The only question is, who doesn’t Hillary Clinton owe favors to? We’ll give you a hint: The American people. Vote wisely, New York.
If asking traders where stocks and oil would be trading one day after a weekend in which the Doha OPEC meeting resulted in a spectacular failure, few if any would have said the S&P would be over 2,100, WTI would be back over $40 and the VIX would be about to drop to 12 and yet that is precisely where the the S&P500 is set to open today, hitting Goldman's year end target 8 months early, and oblivious of the latest batch of poor earnings news, this time from Intel and Netflix, both of which are sharply lower. We expect that after taking out any 2,100 stops, the S&P will then make a solid effort to take out all time highs, now just over 1% away.
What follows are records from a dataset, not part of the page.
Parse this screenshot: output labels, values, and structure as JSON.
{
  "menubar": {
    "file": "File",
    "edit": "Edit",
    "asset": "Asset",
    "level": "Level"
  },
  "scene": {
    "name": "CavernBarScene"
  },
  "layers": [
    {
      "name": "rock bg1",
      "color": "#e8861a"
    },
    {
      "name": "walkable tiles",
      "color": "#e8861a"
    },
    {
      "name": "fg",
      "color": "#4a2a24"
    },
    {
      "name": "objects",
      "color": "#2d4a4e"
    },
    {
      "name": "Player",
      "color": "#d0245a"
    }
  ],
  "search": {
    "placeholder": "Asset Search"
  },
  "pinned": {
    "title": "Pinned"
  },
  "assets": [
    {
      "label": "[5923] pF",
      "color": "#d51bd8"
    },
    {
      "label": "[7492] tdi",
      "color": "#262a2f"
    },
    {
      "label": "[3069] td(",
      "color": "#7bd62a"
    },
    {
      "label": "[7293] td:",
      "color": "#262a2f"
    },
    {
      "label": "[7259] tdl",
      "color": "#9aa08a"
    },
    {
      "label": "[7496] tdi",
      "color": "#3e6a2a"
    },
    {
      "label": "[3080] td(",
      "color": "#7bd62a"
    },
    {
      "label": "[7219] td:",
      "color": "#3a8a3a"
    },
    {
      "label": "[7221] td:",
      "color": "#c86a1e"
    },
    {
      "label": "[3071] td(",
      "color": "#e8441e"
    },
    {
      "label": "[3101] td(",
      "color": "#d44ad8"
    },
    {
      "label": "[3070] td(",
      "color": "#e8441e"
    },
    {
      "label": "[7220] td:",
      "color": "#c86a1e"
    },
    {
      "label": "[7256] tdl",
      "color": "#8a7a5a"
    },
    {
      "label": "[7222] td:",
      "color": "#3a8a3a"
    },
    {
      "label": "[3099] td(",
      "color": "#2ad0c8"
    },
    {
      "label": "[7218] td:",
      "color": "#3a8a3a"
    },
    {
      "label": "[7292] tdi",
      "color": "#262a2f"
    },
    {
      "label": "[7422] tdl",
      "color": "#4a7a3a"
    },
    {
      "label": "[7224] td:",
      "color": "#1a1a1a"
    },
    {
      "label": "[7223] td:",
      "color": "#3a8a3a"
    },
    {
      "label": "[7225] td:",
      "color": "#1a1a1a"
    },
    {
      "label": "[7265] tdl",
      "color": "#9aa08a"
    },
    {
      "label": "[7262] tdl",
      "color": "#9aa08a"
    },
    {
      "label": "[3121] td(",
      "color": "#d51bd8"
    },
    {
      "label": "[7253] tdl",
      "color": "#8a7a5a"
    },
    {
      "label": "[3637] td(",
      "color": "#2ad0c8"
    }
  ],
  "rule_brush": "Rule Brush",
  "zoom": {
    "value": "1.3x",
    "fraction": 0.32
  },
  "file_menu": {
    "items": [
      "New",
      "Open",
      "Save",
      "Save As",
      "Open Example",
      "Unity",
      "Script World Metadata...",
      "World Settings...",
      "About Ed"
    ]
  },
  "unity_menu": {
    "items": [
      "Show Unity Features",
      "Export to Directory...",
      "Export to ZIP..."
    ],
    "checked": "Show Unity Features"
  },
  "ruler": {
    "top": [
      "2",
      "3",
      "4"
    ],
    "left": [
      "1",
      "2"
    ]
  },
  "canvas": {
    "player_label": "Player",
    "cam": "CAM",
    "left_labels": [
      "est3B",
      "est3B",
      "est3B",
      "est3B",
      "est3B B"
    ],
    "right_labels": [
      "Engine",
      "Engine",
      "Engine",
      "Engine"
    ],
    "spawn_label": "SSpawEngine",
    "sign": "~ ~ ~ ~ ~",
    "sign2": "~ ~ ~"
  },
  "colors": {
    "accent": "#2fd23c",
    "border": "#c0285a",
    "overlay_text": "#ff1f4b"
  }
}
Following yesterday's OPEC "production freeze" meeting in Doha which ended in total failure, where in a seemingly last minute change of heart Saudi Arabia and specifically its deputy crown prince bin Salman revised the terms of the agreement demanding Iran participate in the freeze after all knowing well it won't, oil crashed and with it so did the strategy of jawboning for the past 2 months had been exposed for what it was: a desperate attempt to keep oil prices stable and "crush shorts" while global demand slowly picked up. And whether it is central banks, or chronic BTFDers, just 12 hours after oil opened for trading with a loud crash, the commodity has nearly wiped out all losses, and both brent and WTI were down barely 2%, leading to both European stocks and US equity futures virtually unchanged on the session.